- that the Civil Aviation Authority liaise with the Sporting Associations and the Ministry of Defence, with a view to developing a web-based tool to alert airspace users to planned activities that may result in an unusually high concentration of air traffic.
- that the Royal Air Force review the communication procedures between military Air Traffic Control units and Air Experience Flights to ensure that the supervising officer is made aware of significant changes to the local flying environment.
[2010-043] Bold text
- that the Royal Air Force review their policy concerning cockpit checks undertaken to support medical assessments.
The Final Report of the Investigation was published on 14 September 2010.
- ^ Previous AAIB Safety Recommendations

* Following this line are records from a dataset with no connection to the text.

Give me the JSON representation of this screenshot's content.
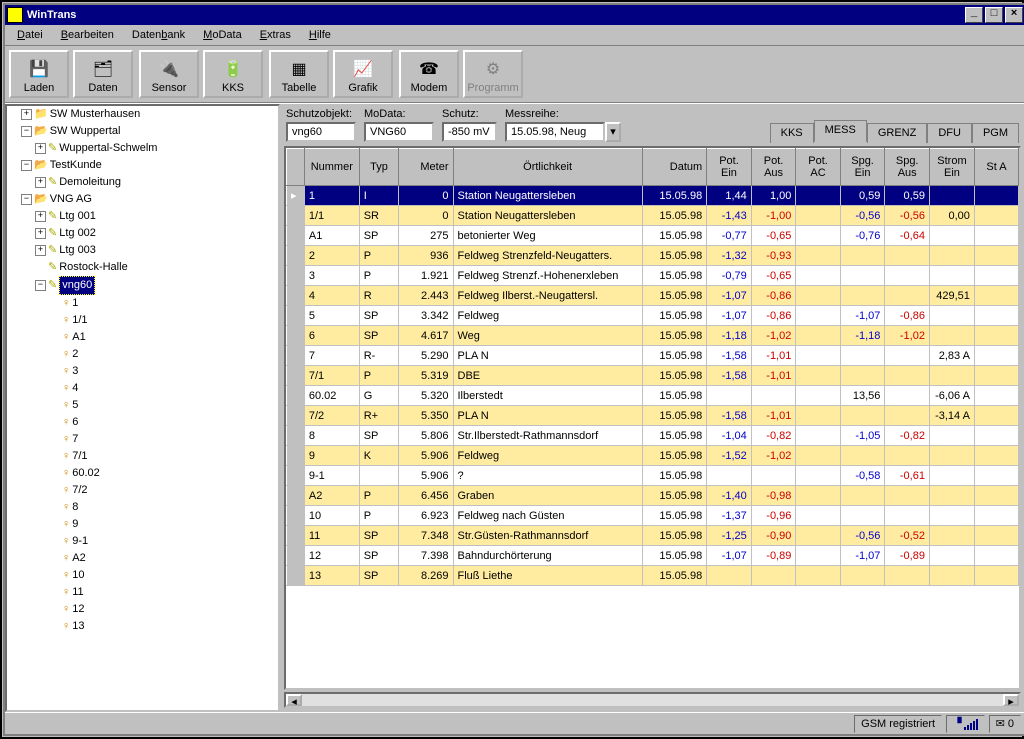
{
  "window": {
    "title": "WinTrans"
  },
  "menu": [
    "Datei",
    "Bearbeiten",
    "Datenbank",
    "MoData",
    "Extras",
    "Hilfe"
  ],
  "toolbar": {
    "laden": "Laden",
    "daten": "Daten",
    "sensor": "Sensor",
    "kks": "KKS",
    "tabelle": "Tabelle",
    "grafik": "Grafik",
    "modem": "Modem",
    "programm": "Programm"
  },
  "tree": {
    "sw_musterhausen": "SW Musterhausen",
    "sw_wuppertal": "SW Wuppertal",
    "wuppertal_schwelm": "Wuppertal-Schwelm",
    "testkunde": "TestKunde",
    "demoleitung": "Demoleitung",
    "vng_ag": "VNG AG",
    "ltg001": "Ltg 001",
    "ltg002": "Ltg 002",
    "ltg003": "Ltg 003",
    "rostock": "Rostock-Halle",
    "vng60": "vng60",
    "leaves": [
      "1",
      "1/1",
      "A1",
      "2",
      "3",
      "4",
      "5",
      "6",
      "7",
      "7/1",
      "60.02",
      "7/2",
      "8",
      "9",
      "9-1",
      "A2",
      "10",
      "11",
      "12",
      "13"
    ]
  },
  "form": {
    "schutzobjekt_label": "Schutzobjekt:",
    "schutzobjekt": "vng60",
    "modata_label": "MoData:",
    "modata": "VNG60",
    "schutz_label": "Schutz:",
    "schutz": "-850 mV",
    "messreihe_label": "Messreihe:",
    "messreihe": "15.05.98, Neug"
  },
  "tabs": {
    "kks": "KKS",
    "mess": "MESS",
    "grenz": "GRENZ",
    "dfu": "DFU",
    "pgm": "PGM"
  },
  "grid_headers": {
    "nummer": "Nummer",
    "typ": "Typ",
    "meter": "Meter",
    "ort": "Örtlichkeit",
    "datum": "Datum",
    "pot_ein": "Pot. Ein",
    "pot_aus": "Pot. Aus",
    "pot_ac": "Pot. AC",
    "spg_ein": "Spg. Ein",
    "spg_aus": "Spg. Aus",
    "strom_ein": "Strom Ein",
    "st_a": "St A"
  },
  "rows": [
    {
      "sel": true,
      "n": "1",
      "typ": "I",
      "m": "0",
      "ort": "Station Neugattersleben",
      "d": "15.05.98",
      "pe": "1,44",
      "pa": "1,00",
      "pac": "",
      "se": "0,59",
      "sa": "0,59",
      "si": ""
    },
    {
      "y": true,
      "n": "1/1",
      "typ": "SR",
      "m": "0",
      "ort": "Station Neugattersleben",
      "d": "15.05.98",
      "pe": "-1,43",
      "pa": "-1,00",
      "pac": "",
      "se": "-0,56",
      "sa": "-0,56",
      "si": "0,00"
    },
    {
      "n": "A1",
      "typ": "SP",
      "m": "275",
      "ort": "betonierter Weg",
      "d": "15.05.98",
      "pe": "-0,77",
      "pa": "-0,65",
      "pac": "",
      "se": "-0,76",
      "sa": "-0,64",
      "si": ""
    },
    {
      "y": true,
      "n": "2",
      "typ": "P",
      "m": "936",
      "ort": "Feldweg Strenzfeld-Neugatters.",
      "d": "15.05.98",
      "pe": "-1,32",
      "pa": "-0,93",
      "pac": "",
      "se": "",
      "sa": "",
      "si": ""
    },
    {
      "n": "3",
      "typ": "P",
      "m": "1.921",
      "ort": "Feldweg Strenzf.-Hohenerxleben",
      "d": "15.05.98",
      "pe": "-0,79",
      "pa": "-0,65",
      "pac": "",
      "se": "",
      "sa": "",
      "si": ""
    },
    {
      "y": true,
      "n": "4",
      "typ": "R",
      "m": "2.443",
      "ort": "Feldweg Ilberst.-Neugattersl.",
      "d": "15.05.98",
      "pe": "-1,07",
      "pa": "-0,86",
      "pac": "",
      "se": "",
      "sa": "",
      "si": "429,51"
    },
    {
      "n": "5",
      "typ": "SP",
      "m": "3.342",
      "ort": "Feldweg",
      "d": "15.05.98",
      "pe": "-1,07",
      "pa": "-0,86",
      "pac": "",
      "se": "-1,07",
      "sa": "-0,86",
      "si": ""
    },
    {
      "y": true,
      "n": "6",
      "typ": "SP",
      "m": "4.617",
      "ort": "Weg",
      "d": "15.05.98",
      "pe": "-1,18",
      "pa": "-1,02",
      "pac": "",
      "se": "-1,18",
      "sa": "-1,02",
      "si": ""
    },
    {
      "n": "7",
      "typ": "R-",
      "m": "5.290",
      "ort": "     PLA        N",
      "d": "15.05.98",
      "pe": "-1,58",
      "pa": "-1,01",
      "pac": "",
      "se": "",
      "sa": "",
      "si": "2,83 A"
    },
    {
      "y": true,
      "n": "7/1",
      "typ": "P",
      "m": "5.319",
      "ort": "DBE",
      "d": "15.05.98",
      "pe": "-1,58",
      "pa": "-1,01",
      "pac": "",
      "se": "",
      "sa": "",
      "si": ""
    },
    {
      "n": "60.02",
      "typ": "G",
      "m": "5.320",
      "ort": "Ilberstedt",
      "d": "15.05.98",
      "pe": "",
      "pa": "",
      "pac": "",
      "se": "13,56",
      "sa": "",
      "si": "-6,06 A"
    },
    {
      "y": true,
      "n": "7/2",
      "typ": "R+",
      "m": "5.350",
      "ort": "     PLA        N",
      "d": "15.05.98",
      "pe": "-1,58",
      "pa": "-1,01",
      "pac": "",
      "se": "",
      "sa": "",
      "si": "-3,14 A"
    },
    {
      "n": "8",
      "typ": "SP",
      "m": "5.806",
      "ort": "Str.Ilberstedt-Rathmannsdorf",
      "d": "15.05.98",
      "pe": "-1,04",
      "pa": "-0,82",
      "pac": "",
      "se": "-1,05",
      "sa": "-0,82",
      "si": ""
    },
    {
      "y": true,
      "n": "9",
      "typ": "K",
      "m": "5.906",
      "ort": "Feldweg",
      "d": "15.05.98",
      "pe": "-1,52",
      "pa": "-1,02",
      "pac": "",
      "se": "",
      "sa": "",
      "si": ""
    },
    {
      "n": "9-1",
      "typ": "",
      "m": "5.906",
      "ort": "?",
      "d": "15.05.98",
      "pe": "",
      "pa": "",
      "pac": "",
      "se": "-0,58",
      "sa": "-0,61",
      "si": ""
    },
    {
      "y": true,
      "n": "A2",
      "typ": "P",
      "m": "6.456",
      "ort": "Graben",
      "d": "15.05.98",
      "pe": "-1,40",
      "pa": "-0,98",
      "pac": "",
      "se": "",
      "sa": "",
      "si": ""
    },
    {
      "n": "10",
      "typ": "P",
      "m": "6.923",
      "ort": "Feldweg nach Güsten",
      "d": "15.05.98",
      "pe": "-1,37",
      "pa": "-0,96",
      "pac": "",
      "se": "",
      "sa": "",
      "si": ""
    },
    {
      "y": true,
      "n": "11",
      "typ": "SP",
      "m": "7.348",
      "ort": "Str.Güsten-Rathmannsdorf",
      "d": "15.05.98",
      "pe": "-1,25",
      "pa": "-0,90",
      "pac": "",
      "se": "-0,56",
      "sa": "-0,52",
      "si": ""
    },
    {
      "n": "12",
      "typ": "SP",
      "m": "7.398",
      "ort": "Bahndurchörterung",
      "d": "15.05.98",
      "pe": "-1,07",
      "pa": "-0,89",
      "pac": "",
      "se": "-1,07",
      "sa": "-0,89",
      "si": ""
    },
    {
      "y": true,
      "n": "13",
      "typ": "SP",
      "m": "8.269",
      "ort": "Fluß Liethe",
      "d": "15.05.98",
      "pe": "",
      "pa": "",
      "pac": "",
      "se": "",
      "sa": "",
      "si": ""
    }
  ],
  "status": {
    "gsm": "GSM registriert",
    "mail_count": "0"
  }
}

Following mid-air collisions involving two gliders in April 2004 and a helicopter and microlight aircraft in July 2004, the AAIB issued the following Safety Recommendations to the CAA:
Safety Recommendation 2005-006. It is recommended that the Civil Aviation Authority should initiate further studies into ways of improving the conspicuity of gliders and light aircraft, to include visual and electronic surveillance means, and require the adoption of measures that are likely to be cost-effective in improving conspicuity.
The CAA rejected this recommendation. In their response they stated that ‘…it is considered most practicable at this time to enhance publicity of the risk of collision through poor or inadequate visual outlook.’
Safety Recommendation 2005-008. It is recommended that the Civil Aviation Authority should promote international co-operation and action to improve the conspicuity of gliders and light aircraft through visual and electronic methods.
The CAA rejected this recommendation insofar as it was directed to light aircraft for the same reasons given in their response to Safety Recommendation 2005-006. At the time, the CAA stated that they had no regulatory power to require adoption of the recommended measure by gliders.
In 2008 the CAA proposed to widen the mandatory carriage of Mode S transponders to the majority of the aviation community. Following a public consultation exercise, the CAA withdrew this proposal and instead introduced small volumes of airspace where transponder carriage would be mandatory.